Child labour refers to the employment of children in any work that deprives children of their childhood, interferes with their ability to attend regular school, and that is mentally, physically, socially or morally dangerous and harmful. This practice is considered exploitative by many international organisations. Legislations across the world prohibit child labour.These laws do not consider all work by children as child labour; exceptions include work by child artists and supervised training.
In developing countries, with high poverty and poor schooling opportunities, child labour is still prevalent.
Causes of child labour
International Labour Organisation (ILO) suggests poverty is the greatest single cause behind child labour.For impoverished households, income from a child’s work is usually crucial for his or her own survival or for that of the household. Income from working children, even if small, may be between 25 to 40% of these household income.
Lack of meaningful alternatives, such as affordable schools and quality education, according to ILO,is another major factor driving children to harmful labour. Children work because they have nothing better to do. Many communities, particularly rural areas where between 60-70% of child labour is prevalent, do not possess adequate school facilities. Even when schools are sometimes available, they are too far away, difficult to reach, unaffordable or the quality of education is so poor that parents wonder if going to school is really worth it.
In European history when child labour was common, as well as in contemporary child labour of modern world, certain cultural beliefs have rationalised child labour and thereby encouraged it. Some view that work is good for the character-building and skill development of children. In many cultures, particular where informal economy and small household businesses thrive, the cultural tradition is that children follow in their parents’ footsteps; child labour then is a means to learn and practice that trade from a very early age. Similarly, in many cultures the education of girls is less valued or girls are simply not expected to need formal schooling, and these girls pushed into child labour such as providing domestic services.

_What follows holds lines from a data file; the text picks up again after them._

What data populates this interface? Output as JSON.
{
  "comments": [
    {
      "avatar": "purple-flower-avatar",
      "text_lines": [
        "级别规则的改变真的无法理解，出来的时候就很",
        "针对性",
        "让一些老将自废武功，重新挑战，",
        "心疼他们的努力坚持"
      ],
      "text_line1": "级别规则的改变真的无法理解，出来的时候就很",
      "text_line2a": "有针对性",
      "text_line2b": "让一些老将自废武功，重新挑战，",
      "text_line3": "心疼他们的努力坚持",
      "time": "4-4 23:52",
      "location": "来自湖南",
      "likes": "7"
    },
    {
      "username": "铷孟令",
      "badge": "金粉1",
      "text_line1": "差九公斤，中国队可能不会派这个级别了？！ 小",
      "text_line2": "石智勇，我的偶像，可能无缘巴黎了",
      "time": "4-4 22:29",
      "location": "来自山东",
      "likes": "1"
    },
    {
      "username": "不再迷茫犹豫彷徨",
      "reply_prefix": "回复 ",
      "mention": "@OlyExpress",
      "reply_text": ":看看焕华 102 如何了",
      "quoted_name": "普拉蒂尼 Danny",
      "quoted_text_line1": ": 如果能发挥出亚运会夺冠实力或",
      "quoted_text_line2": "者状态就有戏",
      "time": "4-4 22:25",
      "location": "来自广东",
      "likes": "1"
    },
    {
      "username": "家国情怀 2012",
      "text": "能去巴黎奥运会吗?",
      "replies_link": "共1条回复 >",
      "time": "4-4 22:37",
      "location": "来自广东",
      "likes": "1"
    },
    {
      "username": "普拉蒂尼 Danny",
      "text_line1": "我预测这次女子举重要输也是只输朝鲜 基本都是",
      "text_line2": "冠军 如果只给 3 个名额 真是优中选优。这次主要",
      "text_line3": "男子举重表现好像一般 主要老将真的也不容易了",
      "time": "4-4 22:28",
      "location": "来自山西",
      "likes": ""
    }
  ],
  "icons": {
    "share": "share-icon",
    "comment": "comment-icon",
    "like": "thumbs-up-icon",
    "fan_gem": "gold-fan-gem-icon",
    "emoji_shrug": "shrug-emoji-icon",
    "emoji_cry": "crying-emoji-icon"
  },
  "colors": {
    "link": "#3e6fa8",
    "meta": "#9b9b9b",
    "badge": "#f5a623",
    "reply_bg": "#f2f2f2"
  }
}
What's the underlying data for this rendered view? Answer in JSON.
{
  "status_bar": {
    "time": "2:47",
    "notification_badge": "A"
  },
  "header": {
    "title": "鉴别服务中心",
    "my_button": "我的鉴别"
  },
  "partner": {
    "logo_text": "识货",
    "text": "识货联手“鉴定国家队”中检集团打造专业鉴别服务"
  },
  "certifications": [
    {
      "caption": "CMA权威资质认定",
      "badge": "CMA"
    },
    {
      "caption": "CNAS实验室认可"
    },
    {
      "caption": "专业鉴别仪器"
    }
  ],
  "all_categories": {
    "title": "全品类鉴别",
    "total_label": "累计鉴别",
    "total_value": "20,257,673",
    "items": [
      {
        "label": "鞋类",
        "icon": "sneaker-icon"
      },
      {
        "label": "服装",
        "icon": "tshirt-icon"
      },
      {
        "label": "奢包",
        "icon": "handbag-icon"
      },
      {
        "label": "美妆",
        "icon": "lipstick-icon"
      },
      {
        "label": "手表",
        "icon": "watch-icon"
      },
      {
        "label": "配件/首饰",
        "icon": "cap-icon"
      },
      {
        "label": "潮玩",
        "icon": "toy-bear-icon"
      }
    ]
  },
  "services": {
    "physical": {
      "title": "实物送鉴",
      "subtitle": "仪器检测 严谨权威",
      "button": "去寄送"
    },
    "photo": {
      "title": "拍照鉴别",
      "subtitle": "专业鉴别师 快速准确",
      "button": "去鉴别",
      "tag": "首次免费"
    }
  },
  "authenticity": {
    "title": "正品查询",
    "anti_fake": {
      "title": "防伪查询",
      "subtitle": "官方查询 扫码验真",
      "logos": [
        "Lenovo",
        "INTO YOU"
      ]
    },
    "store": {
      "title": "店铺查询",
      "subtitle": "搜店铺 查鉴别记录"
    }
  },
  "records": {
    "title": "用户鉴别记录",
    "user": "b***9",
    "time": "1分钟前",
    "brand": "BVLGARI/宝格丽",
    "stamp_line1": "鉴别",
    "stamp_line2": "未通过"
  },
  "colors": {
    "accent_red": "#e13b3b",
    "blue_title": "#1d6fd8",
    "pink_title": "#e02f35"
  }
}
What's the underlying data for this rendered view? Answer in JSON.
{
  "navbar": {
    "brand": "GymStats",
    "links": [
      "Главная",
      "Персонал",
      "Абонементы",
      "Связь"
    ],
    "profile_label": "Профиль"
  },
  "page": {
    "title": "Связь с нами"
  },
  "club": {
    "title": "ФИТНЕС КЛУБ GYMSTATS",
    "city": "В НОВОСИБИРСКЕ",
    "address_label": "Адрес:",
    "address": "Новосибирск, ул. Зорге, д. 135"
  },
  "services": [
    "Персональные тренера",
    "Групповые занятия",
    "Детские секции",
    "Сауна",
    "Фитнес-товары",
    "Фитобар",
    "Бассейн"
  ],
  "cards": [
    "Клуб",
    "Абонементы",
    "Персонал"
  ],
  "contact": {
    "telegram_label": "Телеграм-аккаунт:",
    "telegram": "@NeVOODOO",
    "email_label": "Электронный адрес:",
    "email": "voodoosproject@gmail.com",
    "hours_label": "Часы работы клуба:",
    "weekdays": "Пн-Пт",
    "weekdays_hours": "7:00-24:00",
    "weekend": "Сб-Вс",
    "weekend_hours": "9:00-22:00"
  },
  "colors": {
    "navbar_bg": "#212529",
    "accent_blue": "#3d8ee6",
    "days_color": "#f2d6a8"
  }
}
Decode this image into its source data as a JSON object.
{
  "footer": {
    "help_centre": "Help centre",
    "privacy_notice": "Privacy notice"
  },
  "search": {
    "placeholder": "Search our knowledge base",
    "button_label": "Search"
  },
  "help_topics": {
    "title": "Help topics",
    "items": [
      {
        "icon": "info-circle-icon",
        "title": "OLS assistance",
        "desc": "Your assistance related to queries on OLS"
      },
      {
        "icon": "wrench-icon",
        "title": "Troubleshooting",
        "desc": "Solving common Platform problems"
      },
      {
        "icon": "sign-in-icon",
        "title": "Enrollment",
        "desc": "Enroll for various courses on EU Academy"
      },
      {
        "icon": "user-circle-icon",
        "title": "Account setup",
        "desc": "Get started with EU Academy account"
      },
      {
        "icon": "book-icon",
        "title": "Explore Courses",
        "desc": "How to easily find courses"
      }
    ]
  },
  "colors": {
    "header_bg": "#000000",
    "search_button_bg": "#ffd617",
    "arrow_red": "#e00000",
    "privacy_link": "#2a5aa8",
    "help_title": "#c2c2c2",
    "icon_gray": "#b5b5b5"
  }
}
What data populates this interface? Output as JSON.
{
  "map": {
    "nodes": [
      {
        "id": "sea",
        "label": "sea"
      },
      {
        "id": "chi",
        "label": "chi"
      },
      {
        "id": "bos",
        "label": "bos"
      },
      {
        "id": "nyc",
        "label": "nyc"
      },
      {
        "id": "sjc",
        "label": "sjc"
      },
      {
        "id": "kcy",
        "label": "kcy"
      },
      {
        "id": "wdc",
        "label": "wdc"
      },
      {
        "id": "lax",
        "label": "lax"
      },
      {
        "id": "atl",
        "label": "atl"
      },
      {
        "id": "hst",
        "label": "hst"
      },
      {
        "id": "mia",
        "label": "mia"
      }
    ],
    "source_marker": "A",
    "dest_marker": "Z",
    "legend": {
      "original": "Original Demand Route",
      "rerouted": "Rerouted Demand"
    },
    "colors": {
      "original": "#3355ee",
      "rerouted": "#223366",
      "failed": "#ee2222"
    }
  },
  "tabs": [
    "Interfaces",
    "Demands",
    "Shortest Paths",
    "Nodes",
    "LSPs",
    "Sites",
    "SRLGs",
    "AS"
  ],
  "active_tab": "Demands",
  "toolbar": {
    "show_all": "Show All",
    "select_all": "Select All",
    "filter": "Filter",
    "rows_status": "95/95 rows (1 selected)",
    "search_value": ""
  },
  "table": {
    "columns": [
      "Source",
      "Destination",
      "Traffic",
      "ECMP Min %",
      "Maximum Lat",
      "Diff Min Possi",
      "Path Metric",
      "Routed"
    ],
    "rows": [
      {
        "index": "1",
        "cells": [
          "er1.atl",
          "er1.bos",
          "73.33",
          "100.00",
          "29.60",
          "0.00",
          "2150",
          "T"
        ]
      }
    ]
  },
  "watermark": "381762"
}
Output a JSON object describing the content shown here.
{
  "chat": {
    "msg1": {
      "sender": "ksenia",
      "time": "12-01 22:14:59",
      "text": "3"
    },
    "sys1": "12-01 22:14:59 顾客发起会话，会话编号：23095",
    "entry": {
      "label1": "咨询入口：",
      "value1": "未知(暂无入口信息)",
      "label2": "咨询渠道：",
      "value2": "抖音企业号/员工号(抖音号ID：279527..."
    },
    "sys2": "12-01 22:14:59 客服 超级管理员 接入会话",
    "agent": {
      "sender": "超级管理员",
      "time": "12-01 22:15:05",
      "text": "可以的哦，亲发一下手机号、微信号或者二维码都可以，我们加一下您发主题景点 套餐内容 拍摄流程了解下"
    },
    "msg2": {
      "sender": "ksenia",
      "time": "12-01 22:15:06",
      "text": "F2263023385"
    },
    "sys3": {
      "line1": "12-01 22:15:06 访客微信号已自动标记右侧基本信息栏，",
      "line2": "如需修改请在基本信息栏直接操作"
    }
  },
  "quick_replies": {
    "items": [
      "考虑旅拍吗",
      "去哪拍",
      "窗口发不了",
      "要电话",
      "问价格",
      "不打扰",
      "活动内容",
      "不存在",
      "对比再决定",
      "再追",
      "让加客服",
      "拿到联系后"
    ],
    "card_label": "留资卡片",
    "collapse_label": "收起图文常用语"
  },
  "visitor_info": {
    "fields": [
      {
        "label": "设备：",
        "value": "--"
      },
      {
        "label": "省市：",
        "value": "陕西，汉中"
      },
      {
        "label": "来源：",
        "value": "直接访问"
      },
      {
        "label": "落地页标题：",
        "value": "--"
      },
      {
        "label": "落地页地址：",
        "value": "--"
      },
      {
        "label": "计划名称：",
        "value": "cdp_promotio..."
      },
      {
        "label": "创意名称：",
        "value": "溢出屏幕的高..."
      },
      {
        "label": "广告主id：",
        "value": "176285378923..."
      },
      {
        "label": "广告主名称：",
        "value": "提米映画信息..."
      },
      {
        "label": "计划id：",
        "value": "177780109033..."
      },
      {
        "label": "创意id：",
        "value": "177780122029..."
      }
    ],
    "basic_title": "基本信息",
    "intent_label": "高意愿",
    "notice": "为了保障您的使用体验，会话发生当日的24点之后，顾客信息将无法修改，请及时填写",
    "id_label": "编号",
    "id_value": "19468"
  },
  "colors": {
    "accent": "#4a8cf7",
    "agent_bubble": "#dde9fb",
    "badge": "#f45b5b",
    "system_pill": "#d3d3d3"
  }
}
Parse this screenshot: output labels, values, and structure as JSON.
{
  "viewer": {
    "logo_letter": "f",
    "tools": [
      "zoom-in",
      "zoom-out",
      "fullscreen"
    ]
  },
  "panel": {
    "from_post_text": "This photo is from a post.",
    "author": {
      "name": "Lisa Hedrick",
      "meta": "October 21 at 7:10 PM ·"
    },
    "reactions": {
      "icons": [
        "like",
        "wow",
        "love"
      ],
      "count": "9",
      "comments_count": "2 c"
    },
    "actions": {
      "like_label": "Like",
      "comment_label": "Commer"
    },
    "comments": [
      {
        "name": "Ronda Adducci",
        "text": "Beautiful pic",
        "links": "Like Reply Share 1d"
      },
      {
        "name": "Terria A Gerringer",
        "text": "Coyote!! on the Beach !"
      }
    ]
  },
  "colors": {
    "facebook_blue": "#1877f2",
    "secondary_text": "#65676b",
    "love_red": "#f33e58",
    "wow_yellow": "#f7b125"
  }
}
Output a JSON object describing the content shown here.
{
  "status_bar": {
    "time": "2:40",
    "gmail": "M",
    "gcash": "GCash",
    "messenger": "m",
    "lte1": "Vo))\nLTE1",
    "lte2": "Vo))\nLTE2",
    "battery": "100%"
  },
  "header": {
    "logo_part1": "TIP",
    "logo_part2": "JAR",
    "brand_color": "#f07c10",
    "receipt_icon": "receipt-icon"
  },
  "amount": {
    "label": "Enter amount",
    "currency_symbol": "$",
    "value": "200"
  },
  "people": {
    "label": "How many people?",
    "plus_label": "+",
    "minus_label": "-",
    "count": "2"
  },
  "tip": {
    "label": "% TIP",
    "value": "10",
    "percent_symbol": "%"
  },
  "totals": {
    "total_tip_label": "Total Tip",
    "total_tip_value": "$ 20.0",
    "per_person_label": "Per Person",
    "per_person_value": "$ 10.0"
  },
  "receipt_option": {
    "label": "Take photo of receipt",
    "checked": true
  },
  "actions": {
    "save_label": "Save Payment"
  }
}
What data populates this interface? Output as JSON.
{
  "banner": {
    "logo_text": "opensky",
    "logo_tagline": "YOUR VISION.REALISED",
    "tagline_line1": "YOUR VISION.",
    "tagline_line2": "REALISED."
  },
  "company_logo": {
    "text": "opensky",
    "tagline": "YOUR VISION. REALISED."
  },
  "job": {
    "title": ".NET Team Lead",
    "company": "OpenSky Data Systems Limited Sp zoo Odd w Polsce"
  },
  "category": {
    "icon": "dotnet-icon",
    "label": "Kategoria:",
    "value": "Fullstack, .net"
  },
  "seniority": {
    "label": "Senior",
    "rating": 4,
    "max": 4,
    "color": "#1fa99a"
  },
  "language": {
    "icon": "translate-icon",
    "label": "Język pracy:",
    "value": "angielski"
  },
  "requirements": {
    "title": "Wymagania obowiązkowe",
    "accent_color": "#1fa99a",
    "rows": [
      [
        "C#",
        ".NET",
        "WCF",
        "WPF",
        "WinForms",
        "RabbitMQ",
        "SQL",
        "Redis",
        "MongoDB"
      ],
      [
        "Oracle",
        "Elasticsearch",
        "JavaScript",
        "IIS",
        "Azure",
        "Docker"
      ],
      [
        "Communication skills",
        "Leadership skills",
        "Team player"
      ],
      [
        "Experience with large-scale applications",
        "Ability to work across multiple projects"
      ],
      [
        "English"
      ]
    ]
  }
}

Biggeri and Mehrotra have studied the macroeconomic factors that encourage child labour. They focus their study on five Asian nations including India, Pakistan, Indonesia, Thailand and Philippines. They suggestthat child labour is a serious problem in all five, but it is not a new problem. Macroeconomic causes encouraged widespread child labour across the world, over most of human history. They suggest that the causes for child labour include both the demand and the supply side. While poverty and unavailability of good schools explain the child labour supply side, they suggest that the growth of low paying informal economy rather than higher paying formal economy is amongst the causes of the demand side. Other scholars too suggest that inflexible labour market, sise of informal economy, inability of industries to scale up and lack of modern manufacturing technologies are major macroeconomic factors affecting demand and acceptability of child labour.